**Provided records:**
- - - -
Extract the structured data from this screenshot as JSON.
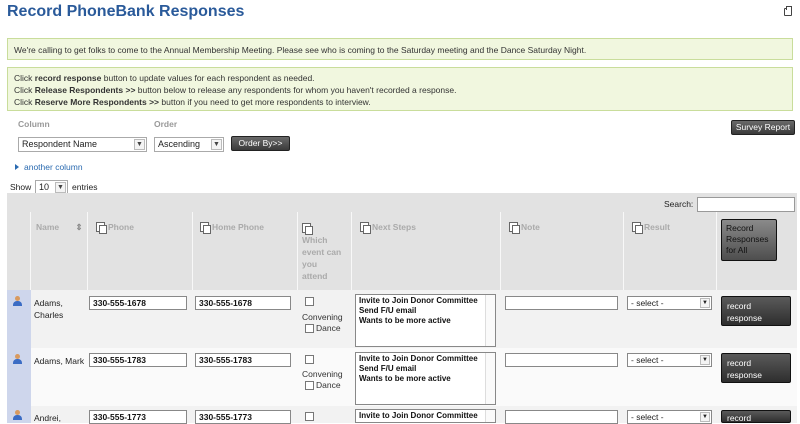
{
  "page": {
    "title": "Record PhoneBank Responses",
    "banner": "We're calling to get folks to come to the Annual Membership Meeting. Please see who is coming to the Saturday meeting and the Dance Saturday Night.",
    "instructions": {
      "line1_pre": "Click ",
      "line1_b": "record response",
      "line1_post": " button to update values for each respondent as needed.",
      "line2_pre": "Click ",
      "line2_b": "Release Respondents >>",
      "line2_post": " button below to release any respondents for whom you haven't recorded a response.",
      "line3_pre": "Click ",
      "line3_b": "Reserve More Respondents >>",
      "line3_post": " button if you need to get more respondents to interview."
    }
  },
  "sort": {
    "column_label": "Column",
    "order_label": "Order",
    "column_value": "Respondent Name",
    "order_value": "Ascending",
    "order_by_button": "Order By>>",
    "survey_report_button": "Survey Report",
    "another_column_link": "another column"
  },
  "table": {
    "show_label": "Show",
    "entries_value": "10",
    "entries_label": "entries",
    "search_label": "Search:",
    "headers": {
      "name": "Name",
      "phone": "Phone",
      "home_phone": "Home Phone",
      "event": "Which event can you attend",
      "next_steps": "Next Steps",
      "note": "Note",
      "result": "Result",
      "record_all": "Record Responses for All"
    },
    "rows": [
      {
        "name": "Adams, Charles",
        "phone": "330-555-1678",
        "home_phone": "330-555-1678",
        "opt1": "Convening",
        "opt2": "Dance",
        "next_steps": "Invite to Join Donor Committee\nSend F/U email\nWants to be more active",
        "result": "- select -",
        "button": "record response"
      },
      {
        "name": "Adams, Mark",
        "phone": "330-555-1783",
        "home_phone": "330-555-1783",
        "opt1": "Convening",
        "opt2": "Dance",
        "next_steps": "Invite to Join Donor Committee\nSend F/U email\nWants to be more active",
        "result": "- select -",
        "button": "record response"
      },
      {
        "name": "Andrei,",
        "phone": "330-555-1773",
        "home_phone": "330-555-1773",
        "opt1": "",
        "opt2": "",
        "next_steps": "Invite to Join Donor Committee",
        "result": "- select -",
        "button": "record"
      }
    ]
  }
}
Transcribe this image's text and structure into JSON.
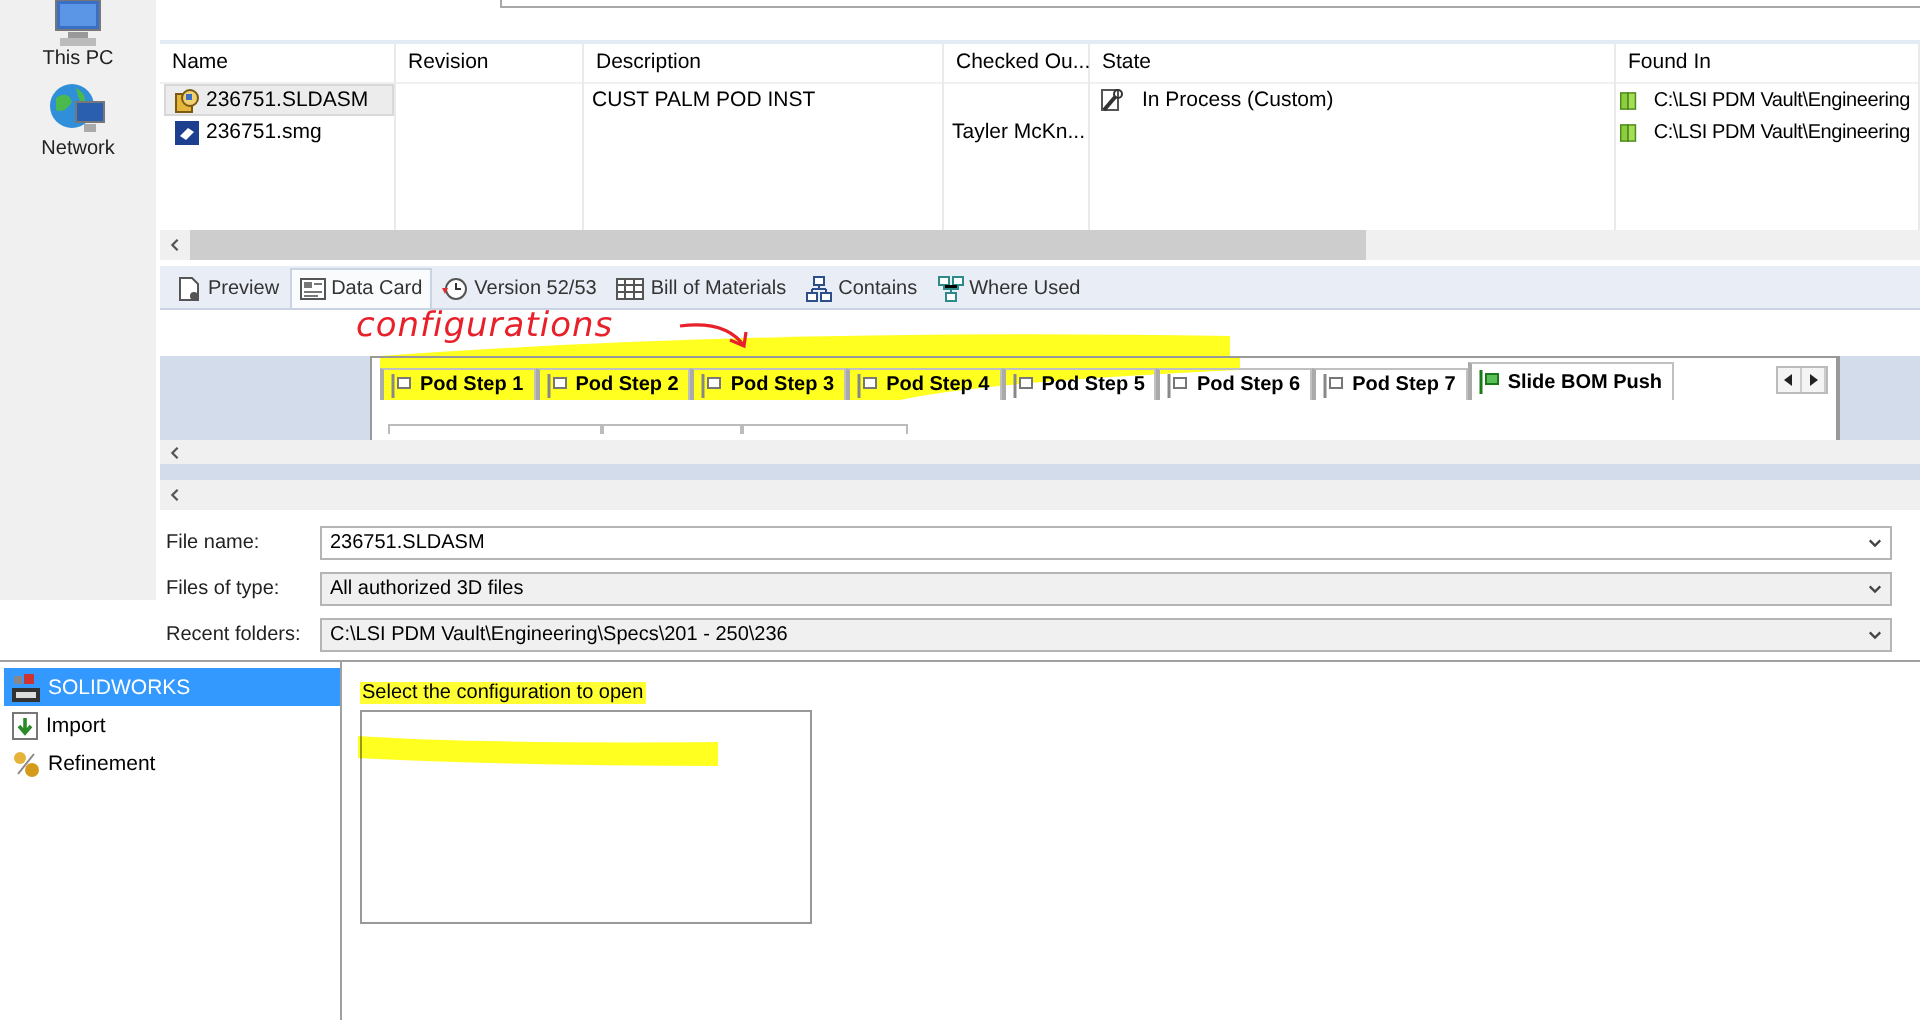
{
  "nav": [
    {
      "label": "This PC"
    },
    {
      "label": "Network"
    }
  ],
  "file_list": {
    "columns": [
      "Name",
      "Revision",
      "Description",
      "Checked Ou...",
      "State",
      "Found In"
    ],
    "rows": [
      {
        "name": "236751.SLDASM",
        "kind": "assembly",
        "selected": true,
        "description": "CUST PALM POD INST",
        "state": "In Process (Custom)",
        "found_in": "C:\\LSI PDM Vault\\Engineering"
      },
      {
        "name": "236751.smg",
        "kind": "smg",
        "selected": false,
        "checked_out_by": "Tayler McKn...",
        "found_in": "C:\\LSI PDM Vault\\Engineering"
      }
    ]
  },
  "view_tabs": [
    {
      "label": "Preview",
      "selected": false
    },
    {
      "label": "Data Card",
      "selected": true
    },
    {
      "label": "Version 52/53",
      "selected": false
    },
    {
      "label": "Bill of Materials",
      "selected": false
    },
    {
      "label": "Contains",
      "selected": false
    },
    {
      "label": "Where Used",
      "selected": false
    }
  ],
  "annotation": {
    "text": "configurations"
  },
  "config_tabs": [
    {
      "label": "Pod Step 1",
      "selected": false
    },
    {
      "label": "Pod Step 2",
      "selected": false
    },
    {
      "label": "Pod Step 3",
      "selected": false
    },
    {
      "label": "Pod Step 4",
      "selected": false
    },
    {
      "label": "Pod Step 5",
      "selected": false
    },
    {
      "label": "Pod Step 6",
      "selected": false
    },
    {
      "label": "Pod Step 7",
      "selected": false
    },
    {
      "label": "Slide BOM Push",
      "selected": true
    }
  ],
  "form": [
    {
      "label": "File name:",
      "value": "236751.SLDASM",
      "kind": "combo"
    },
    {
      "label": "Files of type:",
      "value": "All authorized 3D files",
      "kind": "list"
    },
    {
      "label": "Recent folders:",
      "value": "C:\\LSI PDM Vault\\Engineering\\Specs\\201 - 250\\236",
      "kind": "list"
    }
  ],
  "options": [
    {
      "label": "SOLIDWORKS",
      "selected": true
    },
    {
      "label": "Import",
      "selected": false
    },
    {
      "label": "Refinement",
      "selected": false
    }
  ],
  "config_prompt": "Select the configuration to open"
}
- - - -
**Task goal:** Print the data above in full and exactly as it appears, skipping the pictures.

**Response:**
Extract the structured data from this screenshot as JSON.
{
  "page": {
    "title": "Record PhoneBank Responses",
    "banner": "We're calling to get folks to come to the Annual Membership Meeting. Please see who is coming to the Saturday meeting and the Dance Saturday Night.",
    "instructions": {
      "line1_pre": "Click ",
      "line1_b": "record response",
      "line1_post": " button to update values for each respondent as needed.",
      "line2_pre": "Click ",
      "line2_b": "Release Respondents >>",
      "line2_post": " button below to release any respondents for whom you haven't recorded a response.",
      "line3_pre": "Click ",
      "line3_b": "Reserve More Respondents >>",
      "line3_post": " button if you need to get more respondents to interview."
    }
  },
  "sort": {
    "column_label": "Column",
    "order_label": "Order",
    "column_value": "Respondent Name",
    "order_value": "Ascending",
    "order_by_button": "Order By>>",
    "survey_report_button": "Survey Report",
    "another_column_link": "another column"
  },
  "table": {
    "show_label": "Show",
    "entries_value": "10",
    "entries_label": "entries",
    "search_label": "Search:",
    "headers": {
      "name": "Name",
      "phone": "Phone",
      "home_phone": "Home Phone",
      "event": "Which event can you attend",
      "next_steps": "Next Steps",
      "note": "Note",
      "result": "Result",
      "record_all": "Record Responses for All"
    },
    "rows": [
      {
        "name": "Adams, Charles",
        "phone": "330-555-1678",
        "home_phone": "330-555-1678",
        "opt1": "Convening",
        "opt2": "Dance",
        "next_steps": "Invite to Join Donor Committee\nSend F/U email\nWants to be more active",
        "result": "- select -",
        "button": "record response"
      },
      {
        "name": "Adams, Mark",
        "phone": "330-555-1783",
        "home_phone": "330-555-1783",
        "opt1": "Convening",
        "opt2": "Dance",
        "next_steps": "Invite to Join Donor Committee\nSend F/U email\nWants to be more active",
        "result": "- select -",
        "button": "record response"
      },
      {
        "name": "Andrei,",
        "phone": "330-555-1773",
        "home_phone": "330-555-1773",
        "opt1": "",
        "opt2": "",
        "next_steps": "Invite to Join Donor Committee",
        "result": "- select -",
        "button": "record"
      }
    ]
  }
}
Transcribe this image's text and structure into JSON.
{
  "nav": [
    {
      "label": "This PC"
    },
    {
      "label": "Network"
    }
  ],
  "file_list": {
    "columns": [
      "Name",
      "Revision",
      "Description",
      "Checked Ou...",
      "State",
      "Found In"
    ],
    "rows": [
      {
        "name": "236751.SLDASM",
        "kind": "assembly",
        "selected": true,
        "description": "CUST PALM POD INST",
        "state": "In Process (Custom)",
        "found_in": "C:\\LSI PDM Vault\\Engineering"
      },
      {
        "name": "236751.smg",
        "kind": "smg",
        "selected": false,
        "checked_out_by": "Tayler McKn...",
        "found_in": "C:\\LSI PDM Vault\\Engineering"
      }
    ]
  },
  "view_tabs": [
    {
      "label": "Preview",
      "selected": false
    },
    {
      "label": "Data Card",
      "selected": true
    },
    {
      "label": "Version 52/53",
      "selected": false
    },
    {
      "label": "Bill of Materials",
      "selected": false
    },
    {
      "label": "Contains",
      "selected": false
    },
    {
      "label": "Where Used",
      "selected": false
    }
  ],
  "annotation": {
    "text": "configurations"
  },
  "config_tabs": [
    {
      "label": "Pod Step 1",
      "selected": false
    },
    {
      "label": "Pod Step 2",
      "selected": false
    },
    {
      "label": "Pod Step 3",
      "selected": false
    },
    {
      "label": "Pod Step 4",
      "selected": false
    },
    {
      "label": "Pod Step 5",
      "selected": false
    },
    {
      "label": "Pod Step 6",
      "selected": false
    },
    {
      "label": "Pod Step 7",
      "selected": false
    },
    {
      "label": "Slide BOM Push",
      "selected": true
    }
  ],
  "form": [
    {
      "label": "File name:",
      "value": "236751.SLDASM",
      "kind": "combo"
    },
    {
      "label": "Files of type:",
      "value": "All authorized 3D files",
      "kind": "list"
    },
    {
      "label": "Recent folders:",
      "value": "C:\\LSI PDM Vault\\Engineering\\Specs\\201 - 250\\236",
      "kind": "list"
    }
  ],
  "options": [
    {
      "label": "SOLIDWORKS",
      "selected": true
    },
    {
      "label": "Import",
      "selected": false
    },
    {
      "label": "Refinement",
      "selected": false
    }
  ],
  "config_prompt": "Select the configuration to open"
}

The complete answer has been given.